There are a lot of choices in the market today when shopping for RAM, ranging from the standard sticks without any modifications to stylish “gaming” RAM with heatsinks and even RAM with LEDs. Apart from the obvious form factor choice of DIMM or So-DIMM, there are a lot of characteristics of RAM which may confuse a lot of people and this article may help you decide which one is best for you.
Memory Speed & CAS Latency
The most common benchmark used for comparing RAM modules is the speed it runs at, this is typically measured in Mhz. The frequency RAM runs at determines how fast it can process data, or transfer bandwidth. Higher speed generally means better RAM but that is not the only thing you should look for when choosing your memory, there are other factors which can affect the overall performance of RAM. CAS Latency is often referred to as “CL”, the CAS latency is essentially the time it takes to execute a command once it has been ordered which is measured in cycles. Unlike speed, a lower CAS latency is better as there is less time wasted when processing data. Sometimes you will see the value as CL15 but other times it may be listed as a 15-15-15-35, the first value will be the CAS latency while the others will represent the tRCD, tRP and tRAS values which you don’t really need to worry about too much. You can read more about how to filter RAM by CAS Latency and MHz here.
Correlation between speed and latency
Increasing the speed of which memory runs at will also typically increase the CAS latency so it may not be worthwhile going for the fastest RAM as it will result in more cycles to complete a process. But what is the trade-off and is there a certain speed / CAS latency you should aim for? The CAS latency is measured in clock cycles but does not take into account of the duration of the clock cycles so using just the CAS latency as a benchmark will get you nowhere. We can use the formula - CAS latency divided by the real speed of RAM x 1000 to give us the “true latency” of any given RAM measured in ns. Since we are using double data rate memory the real speed will be halved so we end up with this formula.

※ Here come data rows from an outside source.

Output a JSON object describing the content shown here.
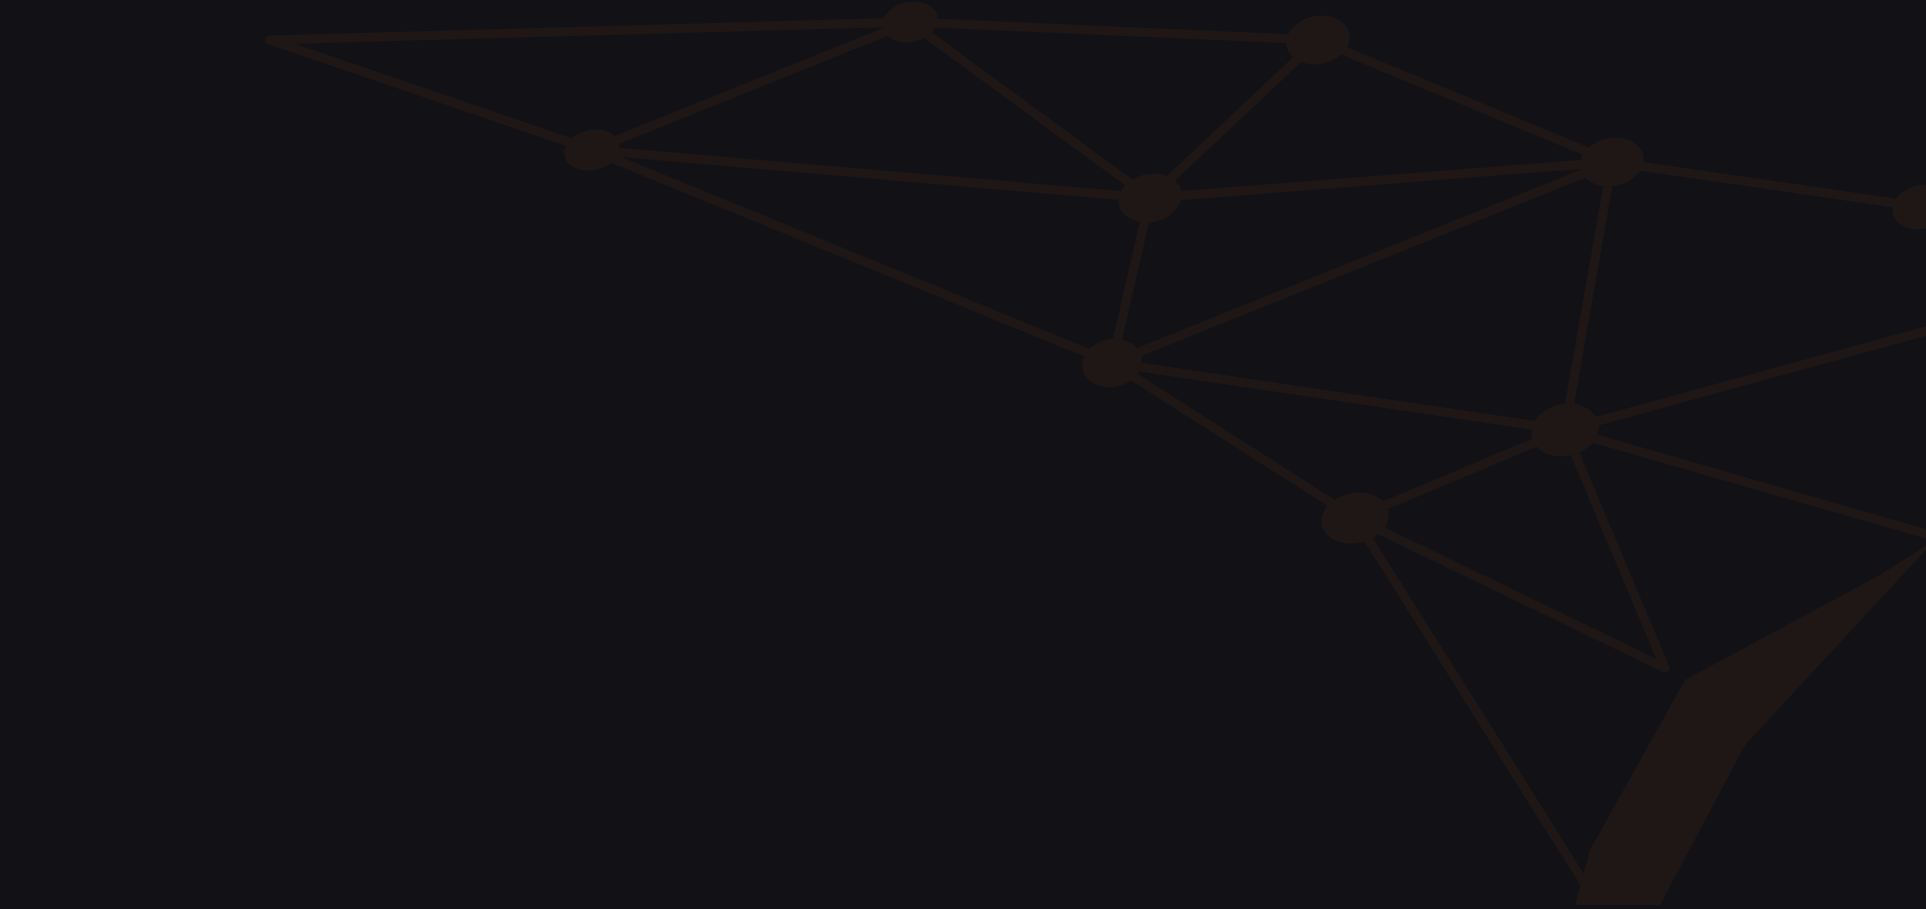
{
  "background_color": "#121216",
  "network_color": "#1f1715"
}
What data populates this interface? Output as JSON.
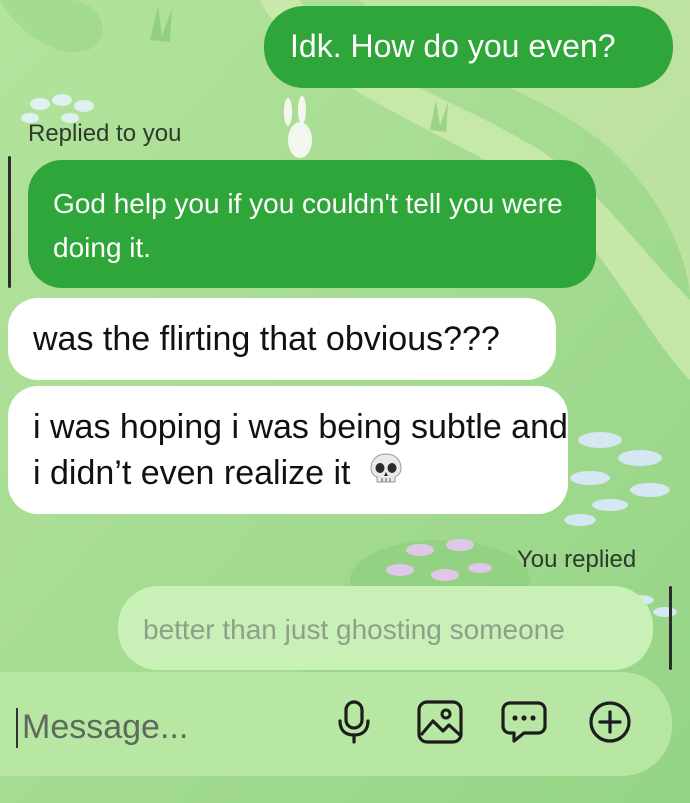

CL / Speed (Mhz) x 2000 = effective latency (ns)
Or you can use the graph below to see how effective the RAM is (lower is better)
It is not always about performance
While RAM performance is affected by speed and CAS latency, going for (more expensive) high speed and low latency modules don’t actually make a huge impact on overall PC performance.
Anandtech has done a benchmark with WinRAR showing how many seconds it takes to compress files using different types of RAM. As you can see from the graph, with CAS latency labelled on the x-axis and memory speed on the y-axis, there is a 10% increase in speed going from a value-oriented 1600MHz CL11 to 1600Mhz CL7.
The second table gives you an idea of how the best performing combination stands up to the competition with the multiplicative value being how much longer it takes compared to the fastest time.
So while there are performance gains to be had using high speed and low latency modules, someone looking for a bank-for-buck upgrade should probably focus their efforts elsewhere.
So with performance out of the way, what else is there to consider? Well for many people, visual appeal is still probably the key deciding factor when it comes to choosing RAM. Nobody likes having those standard green memory sticks in their computer when there are much better-looking models from G.Skill, Corsair and Kingston HyperX.
So in the end, most people should perhaps just choose the RAM which looks best to them or meets their budget requirements. But, if you are an enthusiast looking to get the best possible performance and don’t mind paying a price premium, you can, of course, opt for the higher end models.